EXERCISE PROMPT ▸
Could you return the full listing, every line exactly as given?

DATA RECORDS ▸
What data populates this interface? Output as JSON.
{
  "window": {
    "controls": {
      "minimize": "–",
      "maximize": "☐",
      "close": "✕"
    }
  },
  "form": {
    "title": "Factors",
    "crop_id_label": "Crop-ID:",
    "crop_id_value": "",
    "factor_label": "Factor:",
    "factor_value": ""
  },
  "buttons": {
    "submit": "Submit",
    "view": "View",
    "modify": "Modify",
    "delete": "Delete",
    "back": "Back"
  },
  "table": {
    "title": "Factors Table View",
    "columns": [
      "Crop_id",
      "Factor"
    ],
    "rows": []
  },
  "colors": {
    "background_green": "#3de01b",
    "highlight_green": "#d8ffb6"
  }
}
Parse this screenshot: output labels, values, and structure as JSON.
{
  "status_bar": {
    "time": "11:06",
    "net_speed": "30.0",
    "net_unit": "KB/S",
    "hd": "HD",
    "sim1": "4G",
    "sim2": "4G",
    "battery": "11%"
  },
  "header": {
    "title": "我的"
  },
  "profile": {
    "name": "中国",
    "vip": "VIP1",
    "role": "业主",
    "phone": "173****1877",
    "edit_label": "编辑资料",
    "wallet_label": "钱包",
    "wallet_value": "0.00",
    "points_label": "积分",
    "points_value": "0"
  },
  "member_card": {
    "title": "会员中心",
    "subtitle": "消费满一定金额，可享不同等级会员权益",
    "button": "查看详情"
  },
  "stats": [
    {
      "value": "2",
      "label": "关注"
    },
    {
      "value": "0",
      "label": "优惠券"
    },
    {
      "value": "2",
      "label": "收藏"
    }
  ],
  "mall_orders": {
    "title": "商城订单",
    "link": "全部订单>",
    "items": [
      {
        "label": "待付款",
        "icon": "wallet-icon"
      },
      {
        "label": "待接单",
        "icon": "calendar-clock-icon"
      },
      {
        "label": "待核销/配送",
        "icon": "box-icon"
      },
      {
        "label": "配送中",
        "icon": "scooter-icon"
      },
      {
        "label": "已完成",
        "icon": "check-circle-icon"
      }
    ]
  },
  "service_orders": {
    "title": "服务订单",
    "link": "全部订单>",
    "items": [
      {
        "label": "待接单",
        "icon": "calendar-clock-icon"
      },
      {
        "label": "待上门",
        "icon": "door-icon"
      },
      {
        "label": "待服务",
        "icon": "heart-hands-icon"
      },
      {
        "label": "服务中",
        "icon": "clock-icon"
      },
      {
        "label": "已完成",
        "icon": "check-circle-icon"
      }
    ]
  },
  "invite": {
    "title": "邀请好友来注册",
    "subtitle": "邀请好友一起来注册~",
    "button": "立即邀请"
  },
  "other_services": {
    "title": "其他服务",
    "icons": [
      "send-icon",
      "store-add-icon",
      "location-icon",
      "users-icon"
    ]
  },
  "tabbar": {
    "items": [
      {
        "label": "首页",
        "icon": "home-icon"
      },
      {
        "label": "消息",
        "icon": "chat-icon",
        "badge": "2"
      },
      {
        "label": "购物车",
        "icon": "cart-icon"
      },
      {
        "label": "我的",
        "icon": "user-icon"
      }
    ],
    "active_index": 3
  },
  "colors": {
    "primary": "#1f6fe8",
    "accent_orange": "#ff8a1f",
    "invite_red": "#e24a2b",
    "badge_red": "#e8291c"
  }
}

OUTPUT ▸
What data populates this interface? Output as JSON.
{
  "window": {
    "controls": {
      "minimize": "–",
      "maximize": "☐",
      "close": "✕"
    }
  },
  "form": {
    "title": "Factors",
    "crop_id_label": "Crop-ID:",
    "crop_id_value": "",
    "factor_label": "Factor:",
    "factor_value": ""
  },
  "buttons": {
    "submit": "Submit",
    "view": "View",
    "modify": "Modify",
    "delete": "Delete",
    "back": "Back"
  },
  "table": {
    "title": "Factors Table View",
    "columns": [
      "Crop_id",
      "Factor"
    ],
    "rows": []
  },
  "colors": {
    "background_green": "#3de01b",
    "highlight_green": "#d8ffb6"
  }
}
Parse this screenshot: output labels, values, and structure as JSON.
{
  "status_bar": {
    "time": "11:06",
    "net_speed": "30.0",
    "net_unit": "KB/S",
    "hd": "HD",
    "sim1": "4G",
    "sim2": "4G",
    "battery": "11%"
  },
  "header": {
    "title": "我的"
  },
  "profile": {
    "name": "中国",
    "vip": "VIP1",
    "role": "业主",
    "phone": "173****1877",
    "edit_label": "编辑资料",
    "wallet_label": "钱包",
    "wallet_value": "0.00",
    "points_label": "积分",
    "points_value": "0"
  },
  "member_card": {
    "title": "会员中心",
    "subtitle": "消费满一定金额，可享不同等级会员权益",
    "button": "查看详情"
  },
  "stats": [
    {
      "value": "2",
      "label": "关注"
    },
    {
      "value": "0",
      "label": "优惠券"
    },
    {
      "value": "2",
      "label": "收藏"
    }
  ],
  "mall_orders": {
    "title": "商城订单",
    "link": "全部订单>",
    "items": [
      {
        "label": "待付款",
        "icon": "wallet-icon"
      },
      {
        "label": "待接单",
        "icon": "calendar-clock-icon"
      },
      {
        "label": "待核销/配送",
        "icon": "box-icon"
      },
      {
        "label": "配送中",
        "icon": "scooter-icon"
      },
      {
        "label": "已完成",
        "icon": "check-circle-icon"
      }
    ]
  },
  "service_orders": {
    "title": "服务订单",
    "link": "全部订单>",
    "items": [
      {
        "label": "待接单",
        "icon": "calendar-clock-icon"
      },
      {
        "label": "待上门",
        "icon": "door-icon"
      },
      {
        "label": "待服务",
        "icon": "heart-hands-icon"
      },
      {
        "label": "服务中",
        "icon": "clock-icon"
      },
      {
        "label": "已完成",
        "icon": "check-circle-icon"
      }
    ]
  },
  "invite": {
    "title": "邀请好友来注册",
    "subtitle": "邀请好友一起来注册~",
    "button": "立即邀请"
  },
  "other_services": {
    "title": "其他服务",
    "icons": [
      "send-icon",
      "store-add-icon",
      "location-icon",
      "users-icon"
    ]
  },
  "tabbar": {
    "items": [
      {
        "label": "首页",
        "icon": "home-icon"
      },
      {
        "label": "消息",
        "icon": "chat-icon",
        "badge": "2"
      },
      {
        "label": "购物车",
        "icon": "cart-icon"
      },
      {
        "label": "我的",
        "icon": "user-icon"
      }
    ],
    "active_index": 3
  },
  "colors": {
    "primary": "#1f6fe8",
    "accent_orange": "#ff8a1f",
    "invite_red": "#e24a2b",
    "badge_red": "#e8291c"
  }
}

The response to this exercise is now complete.